- Donating PBSC involves a procedure know as apheresis. This is when blood is taken from the body using a catheter inserted in one arm and passed through a machine which filters out the stem cells, along with platelets and white blood cells. The remaining blood (consisting mainly o plasma and red blood cells) then flows back into your body through a vein in the other arm.
- The procedure is completely painless and is similar to donating plasma. However, you may feel tingling around the mouth, a slight cramping of the hands, or experience lightheadedness or numbness, all of which should stop once the procedure is done.
- PBSC donation will usually require between 2 to 4 sessions, each between 2 to 6 hours each.
- If you are donating actual bone marrow instead of PBSC, the procedure will be entirely different. There will be no need for the filgrastim injections, as the stem cells can be drawn directly from the bone marrow.

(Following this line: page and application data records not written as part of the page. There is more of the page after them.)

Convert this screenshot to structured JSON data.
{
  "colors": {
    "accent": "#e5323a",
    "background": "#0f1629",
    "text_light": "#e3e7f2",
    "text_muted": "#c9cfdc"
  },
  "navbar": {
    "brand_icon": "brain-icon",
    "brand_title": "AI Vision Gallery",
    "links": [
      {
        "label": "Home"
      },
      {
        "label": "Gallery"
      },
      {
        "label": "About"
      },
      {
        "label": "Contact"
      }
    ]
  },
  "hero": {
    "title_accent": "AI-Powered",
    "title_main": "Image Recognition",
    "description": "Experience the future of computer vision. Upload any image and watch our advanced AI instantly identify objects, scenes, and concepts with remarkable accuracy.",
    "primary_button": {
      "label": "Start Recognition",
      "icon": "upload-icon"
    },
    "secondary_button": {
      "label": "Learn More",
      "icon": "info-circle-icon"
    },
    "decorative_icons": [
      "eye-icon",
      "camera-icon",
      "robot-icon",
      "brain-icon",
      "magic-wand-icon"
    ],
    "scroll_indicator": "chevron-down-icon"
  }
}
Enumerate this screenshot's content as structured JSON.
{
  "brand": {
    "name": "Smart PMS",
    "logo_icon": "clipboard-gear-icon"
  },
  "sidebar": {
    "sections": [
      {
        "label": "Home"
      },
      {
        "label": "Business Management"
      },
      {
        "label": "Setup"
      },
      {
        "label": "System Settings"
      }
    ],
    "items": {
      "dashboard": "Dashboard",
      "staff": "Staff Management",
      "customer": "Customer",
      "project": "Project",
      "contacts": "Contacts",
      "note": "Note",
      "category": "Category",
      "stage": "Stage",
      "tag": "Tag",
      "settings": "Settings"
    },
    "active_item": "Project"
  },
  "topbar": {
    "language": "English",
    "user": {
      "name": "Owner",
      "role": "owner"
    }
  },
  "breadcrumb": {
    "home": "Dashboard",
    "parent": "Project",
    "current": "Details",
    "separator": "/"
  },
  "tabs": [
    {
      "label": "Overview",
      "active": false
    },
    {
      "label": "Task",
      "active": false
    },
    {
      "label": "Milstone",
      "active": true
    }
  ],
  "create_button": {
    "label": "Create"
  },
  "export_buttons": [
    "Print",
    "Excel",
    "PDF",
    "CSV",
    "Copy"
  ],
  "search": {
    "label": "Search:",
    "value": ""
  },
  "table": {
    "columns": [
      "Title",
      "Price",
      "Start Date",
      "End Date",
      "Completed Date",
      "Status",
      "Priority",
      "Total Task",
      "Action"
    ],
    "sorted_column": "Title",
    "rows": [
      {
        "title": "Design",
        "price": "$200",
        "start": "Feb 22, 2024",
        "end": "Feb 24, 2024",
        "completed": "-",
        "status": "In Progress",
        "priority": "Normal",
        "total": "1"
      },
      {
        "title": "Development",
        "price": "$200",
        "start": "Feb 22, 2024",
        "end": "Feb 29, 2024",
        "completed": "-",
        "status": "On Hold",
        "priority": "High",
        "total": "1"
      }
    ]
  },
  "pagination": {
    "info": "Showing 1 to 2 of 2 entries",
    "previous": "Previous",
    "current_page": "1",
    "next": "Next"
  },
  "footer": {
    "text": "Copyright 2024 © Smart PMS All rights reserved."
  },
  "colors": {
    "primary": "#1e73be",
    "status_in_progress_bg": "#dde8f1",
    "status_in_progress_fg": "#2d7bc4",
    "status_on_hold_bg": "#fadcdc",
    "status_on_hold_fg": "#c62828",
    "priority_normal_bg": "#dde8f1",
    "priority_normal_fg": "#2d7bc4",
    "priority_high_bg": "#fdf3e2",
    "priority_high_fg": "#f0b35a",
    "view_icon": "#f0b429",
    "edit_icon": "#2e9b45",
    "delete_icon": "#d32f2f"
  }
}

Bone marrow donation is a surgical procedure, carried out in the operating room, which requires anesthesia and is therefore completely painless. The entire procedure will only take between 1 and 2 hours.
- In 96% of cases a general anesthetic will be used, which means you’ll be unconscious for the entire procedure. In a small number of cases a local anesthetic will be used, which simply numbs the area the bone marrow is taken from. In this situation, you will be awake throughout the procedure. Your doctor will decide which type of anesthetic is best for you.
- You will undergo the procedure lying on your stomach. The doctors will insert special, hollow needles into both sides of your pelvic bone, from which they will draw the liquid marrow. The incisions made by the needles will only be about a quarter of an inch in length and will not require stitches.
- After the procedure you will be taken to a recovery room where you will stay until you regain consciousness. Once you are able to eat, drink and walk (though perhaps with some difficulty) you will be able to leave again. In most situations a bone marrow donor will enter the hospital as an outpatient in the early morning and will be able to leave by late afternoon. However, sometimes donors are required to stay overnight for observation.
- 1 in 540 registrees will be called to donate.